Cornell Votes, a nonpartisan student organization, launched a new voting ambassador program at the start of the semester, aiming to boost civic engagement through peer-to-peer outreach.
“It’s a program to have students pick up a leadership role to understand themselves how to get more civically engaged, and to get other students to understand their civic responsibilities,” said Rahul Verma ’24, the organization’s community engagement department chair.
Sponsored by the University, Cornell Votes was founded in 2020 to increase voter turnout among students on campus. The voting ambassador initiative builds upon existing programming within Cornell Votes, allowing students from inside and outside of the organization to participate in civic engagement activities.
“Our motto is we don’t care who you vote for, or where you vote, just vote,” said Elena Woo ’24, president of Cornell Votes. “Our main purpose is to engage students on campus by offering these opportunities to get experience, take charge and help other students.”
Cornell Votes aims to provide hands-on experiences for ambassadors and volunteers to take the lead in guiding new voters, according to Lauren Sherman ’24, vice president of external operations.
While there is no formal application process, prospective ambassadors must fill out the Cornell Votes interest form. They also need to attend a training session that covers voting essentials. After a short quiz and a tabling experience accompanied by an executive board member, ambassadors can sign up for events on their own.
Ambassadors do not have to be a part of the student organization, meaning they do not have to attend all Cornell Votes meetings.
“The most important thing is that there is a process of being able to look up the correct information to provide to students,” Woo said.
The board acknowledged that assisting students may seem intimidating at first, but it is not the responsibility of ambassadors to know everything about voting.
“We have students from all fifty states, which have completely different timelines and rules for absentee voting,” Woo said. “It is really difficult to expect the voting ambassadors to know all of these little details, so we always emphasize that it’s fine to say that you don’t know how to answer a question.”

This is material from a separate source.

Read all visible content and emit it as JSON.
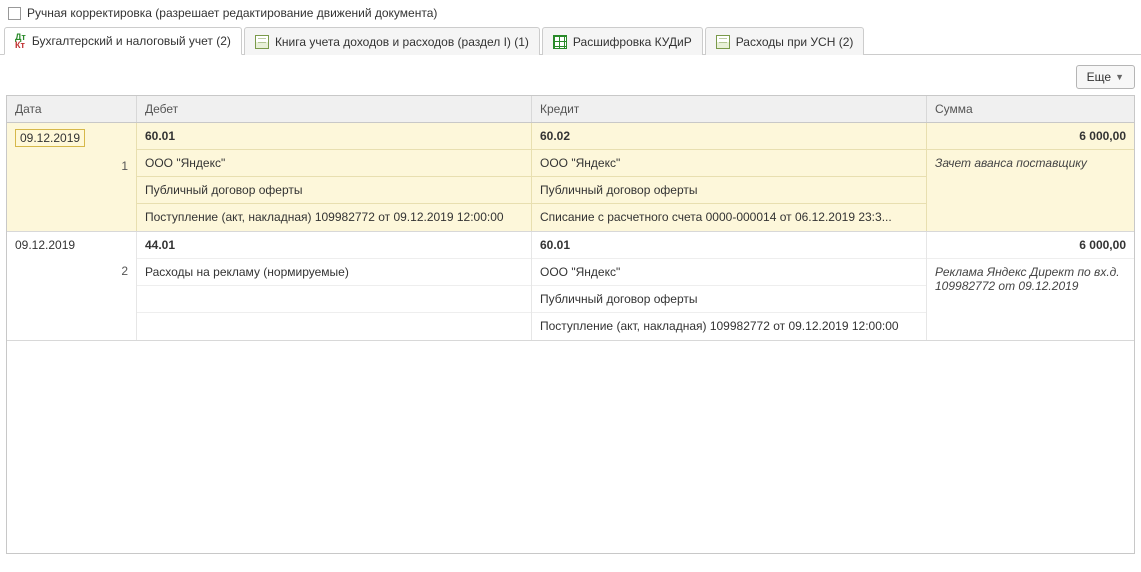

Cornell Votes also plans to launch a new website later this semester, which will serve as an access hub to guide both students and ambassadors.
“It’s about being able to understand which resources to look at, and to do it with students while they are there,” Verma said.
From a Mann Library information booth to tables targeted towards athletes exiting Teagle Hall, Cornell Votes is strategic about reaching as many students as possible. Voting ambassadors will table at libraries and other public spaces with high traffic where they can achieve maximum outreach, according to Sherman.
“We’ve had a setup on the Arts Quad, Engineering Quad and a lot of stuff on the Ag Quad and Mann Library,” Verma said. “We’re trying to get as many [students] registered and [ambassadors] trained before the fall, so when things start picking up, we’ll be ready to go.”
Cornell Votes has a history of demonstrated success in raising democratic participation across campus. This semester, ambassadors will be focusing on registration, absentee voting and student assembly elections following record-low turnout in the freshman and transfer representative elections this past fall.
Training workshops for prospective ambassadors will also be held at least once a month throughout the course of this semester, in advance of both this year’s election and next year’s presidential election.
“From my experience tabling over the years and helping train students, it really is a continued learning process for both me and everyone involved,” Verma said, who was recently elected student assembly department of elections chair. “It’s a lot of work, but it is rewarding at the end of the day.”
The executive board also expressed gratitude to their volunteers and partners who have helped create tangible impacts in raising electoral participation.
“[Low voter turnout amongst younger voters] is a continued problem throughout the country,” Sherman said. “We have to be our own leaders and take charge. I’m really excited by the progress that we’ve made, and the progress that we’ll continue to make.”